Is Jesus calling you? Sometimes the call of Jesus is as loud and clear as a fire siren. Sometimes, many times, His call is more like a still, small voice. But we are not meant to hear the call all by ourselves. It is part of God's plan "to incorporate us as one body, so that our ears have other ears, other eyes, minds, hearts and voices to help us interpret what we have heard. Together we can hear our calls, and together we can answer them, if only we will listen for the voice that continues to speak to us in the language of our lives."1
I said a moment ago that there is always risk involved in answering the call of Jesus to follow Him. We cannot know where the call to follow will take us. But ours is not the only risk.
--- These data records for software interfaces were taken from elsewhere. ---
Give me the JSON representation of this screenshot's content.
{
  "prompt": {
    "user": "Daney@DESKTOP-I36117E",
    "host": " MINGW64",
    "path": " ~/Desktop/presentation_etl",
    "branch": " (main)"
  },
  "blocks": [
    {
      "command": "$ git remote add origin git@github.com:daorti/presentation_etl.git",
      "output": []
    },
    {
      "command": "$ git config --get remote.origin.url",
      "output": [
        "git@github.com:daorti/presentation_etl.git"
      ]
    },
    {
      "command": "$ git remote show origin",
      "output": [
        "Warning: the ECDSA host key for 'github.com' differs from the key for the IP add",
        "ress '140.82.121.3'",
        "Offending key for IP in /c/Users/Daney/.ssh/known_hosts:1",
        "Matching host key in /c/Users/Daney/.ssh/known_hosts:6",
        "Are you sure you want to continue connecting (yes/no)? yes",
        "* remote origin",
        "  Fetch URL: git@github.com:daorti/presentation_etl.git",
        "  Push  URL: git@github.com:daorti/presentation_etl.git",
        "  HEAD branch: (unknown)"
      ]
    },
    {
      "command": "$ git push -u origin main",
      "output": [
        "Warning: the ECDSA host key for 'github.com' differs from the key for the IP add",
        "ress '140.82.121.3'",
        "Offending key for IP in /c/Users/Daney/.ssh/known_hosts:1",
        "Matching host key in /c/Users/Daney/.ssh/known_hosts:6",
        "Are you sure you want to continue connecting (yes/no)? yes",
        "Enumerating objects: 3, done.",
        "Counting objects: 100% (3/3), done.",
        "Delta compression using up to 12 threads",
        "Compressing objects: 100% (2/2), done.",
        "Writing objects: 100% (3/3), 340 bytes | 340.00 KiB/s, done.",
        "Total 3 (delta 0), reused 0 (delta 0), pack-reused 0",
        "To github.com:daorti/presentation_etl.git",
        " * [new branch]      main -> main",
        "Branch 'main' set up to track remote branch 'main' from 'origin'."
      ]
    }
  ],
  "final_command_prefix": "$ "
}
Jesus also took a risk on the disciples. For reasons known only to heaven, God is constantly taking risks on all kinds of people -- people who fish for a living, people who are too young to have jobs, people who have retired. Every day God takes risks on the human race, takes risks on people like you and me.
One thing the Bible makes clear about the call of Christ is that the One who calls us is the same One who gives us the strength, the resources, to follow. Maybe, after all, that was the decisive factor for the four fishermen who left their nets and their boats to follow Jesus. Maybe they sensed at some deep, unconscious level, that here was Someone who could be trusted; Someone who, if he asked much, could give even more.
That same Someone is He who invites you now to his table. The resources He offers are only a bit of what has been baked in an oven and thimbleful of what has been squeezed from grapes. It may not look like much, but looks are deceiving. For what is offered is nothing less than His body and blood, the very things we need to sustain us as we answer His call to follow.
Jesus is calling you. How will you answer?
1Barbara Brown Taylor, The Preaching Life, Boston: Cowley Publications, 1993, pp. 23-24.